In order to more fully explore Abstract Expressionism, Roger Lersy spent long periods of time in New York between 1961 and 1968.
Jean Marzelle studied first at the Ecole des Beaux Arts in Montpellier, then in Paris. He was accepted for the first time at the Salon d’Automne in 1942. Influenced by the work of Cézanne, Mazelle has painted works of powerful lyricism bordering on the abstract, marked by the colors and the quality of light of the western Mediterranean. Like many of his generation, he sought to rationalize the advances of contemporary art with realism. He was associated with Denoyer de Ségonzac and Jaques Villon, later establishing a friendship with more abstract artists such as Edouard Pignon and Olivier Estéve. He has won prizes at competitive expositions in France, has had one–man shows in Paris (many, beginning in 1953), Geneva (1958), New York (1953) and elsewhere. In addition to his paintings, Mazelle has worked on commission in mosaics and stained glass.
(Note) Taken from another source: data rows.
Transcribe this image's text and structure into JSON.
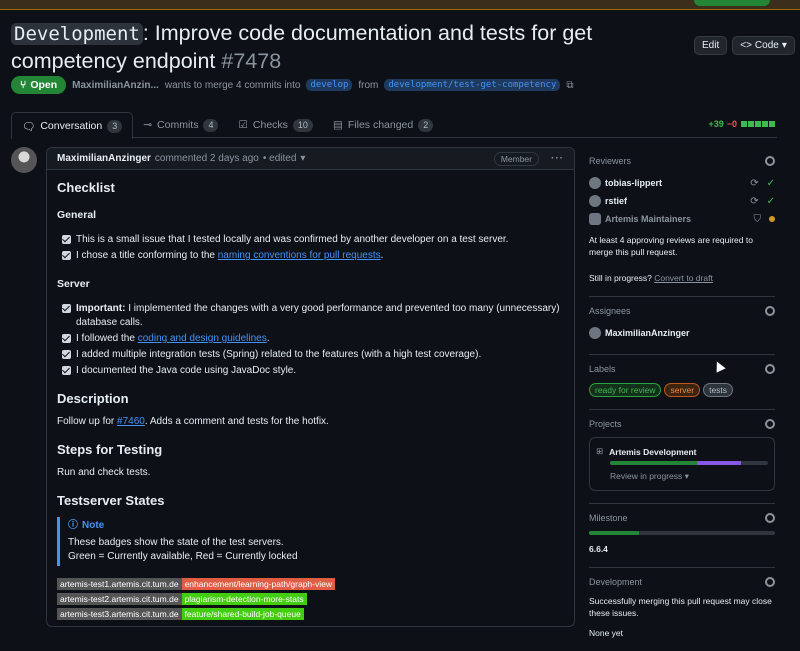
{
  "pr": {
    "branch_label": "Development",
    "title": ": Improve code documentation and tests for get competency endpoint",
    "number": "#7478",
    "edit_label": "Edit",
    "code_label": "Code",
    "state": "Open",
    "author": "MaximilianAnzin...",
    "merge_text": "wants to merge 4 commits into",
    "base": "develop",
    "from_text": "from",
    "head": "development/test-get-competency"
  },
  "tabs": [
    {
      "label": "Conversation",
      "count": "3"
    },
    {
      "label": "Commits",
      "count": "4"
    },
    {
      "label": "Checks",
      "count": "10"
    },
    {
      "label": "Files changed",
      "count": "2"
    }
  ],
  "diffstat": {
    "added": "+39",
    "removed": "−0"
  },
  "comment": {
    "author": "MaximilianAnzinger",
    "action": "commented 2 days ago",
    "edited": "• edited",
    "role": "Member",
    "checklist_title": "Checklist",
    "general_title": "General",
    "general_items": [
      {
        "text": "This is a small issue that I tested locally and was confirmed by another developer on a test server."
      },
      {
        "text": "I chose a title conforming to the ",
        "link": "naming conventions for pull requests",
        "after": "."
      }
    ],
    "server_title": "Server",
    "server_items": [
      {
        "strong": "Important:",
        "text": " I implemented the changes with a very good performance and prevented too many (unnecessary) database calls."
      },
      {
        "text": "I followed the ",
        "link": "coding and design guidelines",
        "after": "."
      },
      {
        "text": "I added multiple integration tests (Spring) related to the features (with a high test coverage)."
      },
      {
        "text": "I documented the Java code using JavaDoc style."
      }
    ],
    "description_title": "Description",
    "description_pre": "Follow up for ",
    "description_link": "#7460",
    "description_post": ". Adds a comment and tests for the hotfix.",
    "steps_title": "Steps for Testing",
    "steps_text": "Run and check tests.",
    "testserver_title": "Testserver States",
    "note_title": "Note",
    "note_line1": "These badges show the state of the test servers.",
    "note_line2": "Green = Currently available, Red = Currently locked",
    "badges": [
      {
        "server": "artemis-test1.artemis.cit.tum.de",
        "branch": "enhancement/learning-path/graph-view",
        "color": "#e05d44"
      },
      {
        "server": "artemis-test2.artemis.cit.tum.de",
        "branch": "plagiarism-detection-more-stats",
        "color": "#4c1"
      },
      {
        "server": "artemis-test3.artemis.cit.tum.de",
        "branch": "feature/shared-build-job-queue",
        "color": "#4c1"
      }
    ]
  },
  "sidebar": {
    "reviewers_title": "Reviewers",
    "reviewers": [
      {
        "name": "tobias-lippert"
      },
      {
        "name": "rstief"
      },
      {
        "name": "Artemis Maintainers"
      }
    ],
    "review_note": "At least 4 approving reviews are required to merge this pull request.",
    "progress_q": "Still in progress?",
    "convert_link": "Convert to draft",
    "assignees_title": "Assignees",
    "assignee": "MaximilianAnzinger",
    "labels_title": "Labels",
    "labels": [
      {
        "name": "ready for review",
        "color": "#3fb950"
      },
      {
        "name": "server",
        "color": "#f0883e"
      },
      {
        "name": "tests",
        "color": "#8b949e"
      }
    ],
    "projects_title": "Projects",
    "project_name": "Artemis Development",
    "project_status": "Review in progress",
    "project_progress": [
      0.55,
      0.28
    ],
    "milestone_title": "Milestone",
    "milestone_name": "6.6.4",
    "milestone_progress": 0.27,
    "development_title": "Development",
    "development_text": "Successfully merging this pull request may close these issues.",
    "development_none": "None yet"
  }
}
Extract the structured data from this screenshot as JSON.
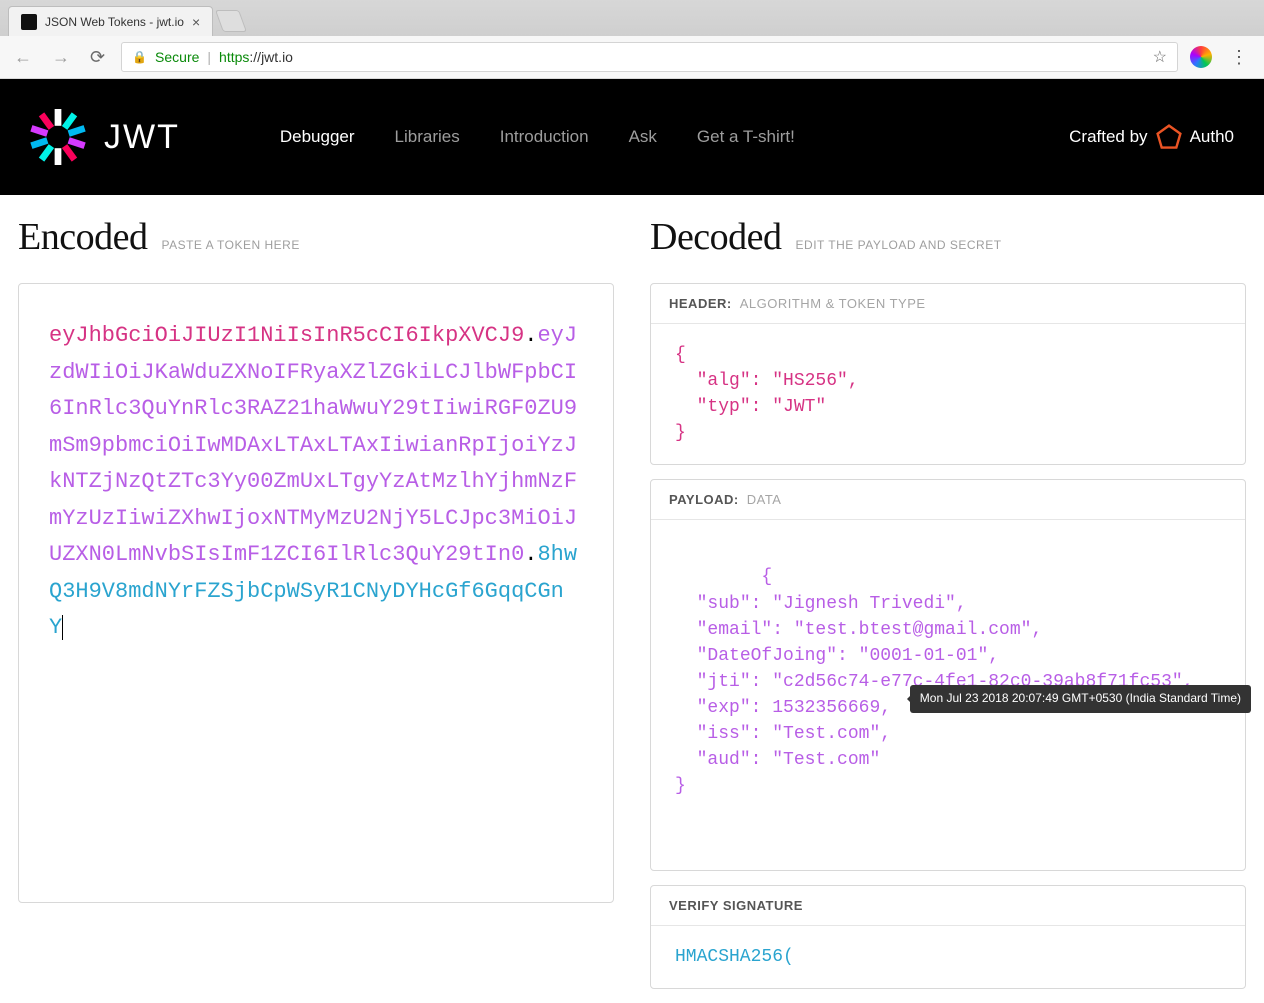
{
  "browser": {
    "tab_title": "JSON Web Tokens - jwt.io",
    "secure_label": "Secure",
    "url_scheme": "https",
    "url_host": "://jwt.io"
  },
  "header": {
    "brand": "JWT",
    "nav": {
      "debugger": "Debugger",
      "libraries": "Libraries",
      "introduction": "Introduction",
      "ask": "Ask",
      "tshirt": "Get a T-shirt!"
    },
    "crafted_by": "Crafted by",
    "auth0": "Auth0"
  },
  "encoded": {
    "title": "Encoded",
    "subtitle": "PASTE A TOKEN HERE",
    "token_header": "eyJhbGciOiJIUzI1NiIsInR5cCI6IkpXVCJ9",
    "token_payload": "eyJzdWIiOiJKaWduZXNoIFRyaXZlZGkiLCJlbWFpbCI6InRlc3QuYnRlc3RAZ21haWwuY29tIiwiRGF0ZU9mSm9pbmciOiIwMDAxLTAxLTAxIiwianRpIjoiYzJkNTZjNzQtZTc3Yy00ZmUxLTgyYzAtMzlhYjhmNzFmYzUzIiwiZXhwIjoxNTMyMzU2NjY5LCJpc3MiOiJUZXN0LmNvbSIsImF1ZCI6IlRlc3QuY29tIn0",
    "token_sig": "8hwQ3H9V8mdNYrFZSjbCpWSyR1CNyDYHcGf6GqqCGnY"
  },
  "decoded": {
    "title": "Decoded",
    "subtitle": "EDIT THE PAYLOAD AND SECRET",
    "header_section": {
      "label": "HEADER:",
      "sublabel": "ALGORITHM & TOKEN TYPE",
      "json": "{\n  \"alg\": \"HS256\",\n  \"typ\": \"JWT\"\n}"
    },
    "payload_section": {
      "label": "PAYLOAD:",
      "sublabel": "DATA",
      "json": "{\n  \"sub\": \"Jignesh Trivedi\",\n  \"email\": \"test.btest@gmail.com\",\n  \"DateOfJoing\": \"0001-01-01\",\n  \"jti\": \"c2d56c74-e77c-4fe1-82c0-39ab8f71fc53\",\n  \"exp\": 1532356669,\n  \"iss\": \"Test.com\",\n  \"aud\": \"Test.com\"\n}",
      "exp_tooltip": "Mon Jul 23 2018 20:07:49 GMT+0530 (India Standard Time)"
    },
    "signature_section": {
      "label": "VERIFY SIGNATURE",
      "body": "HMACSHA256("
    }
  }
}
Zoran Music — 1909–2005
Anton Zoran Music was born in Slovenia, in a village near the border with Italy. He visited Vienna and Prague often during his studies, where he saw works by Secessionist painters Gustav Klimt and Egon Schiele. After leaving the Academy of Dine Arts in Lublijana, he traveled to Spain, where he copied works by El Greco and Goya, but fled to Dalmatia upon the outbreak of the Spanish Civil War in 1936. The dusty hills of this region had a profound influence on his palette. In 1944, Music was charged with collaborating with anti–German groups and was arrested by the Gestapo. Deported to Dachau, he made drawings of the horrors he witnessed and lived through. After the U.S. army liberated the camp in 1945, the artist settled in Venice, where he painted his first self–portraits and horses, and made watercolors of the Zattere and of St. Mark’s. The series entitled We Are Not the Last has its source in Music’s wartime experiences. Following the war –and perhaps in reaction to it, Music painted landscapes without people in dry, muted tones inspired by the countryside in Dalmatia and around Siena. Music continued to exhibit internationally since the 1950s. His work includes rocky landscapes, cathedral interiors and self–portraits.
M.E. Sarthou — 1911–2000
Sarthou was born in France and studied at the School of Art in Montpellier and Paris. Winner of several awards (the 1953 Buhrie Prize, the 1955 Prize of Criticism, the 1957 first prize at the biennial of Chin, and the First International Prize of the Biennial of Merignac in 1980), he drew inspiration from natural elements.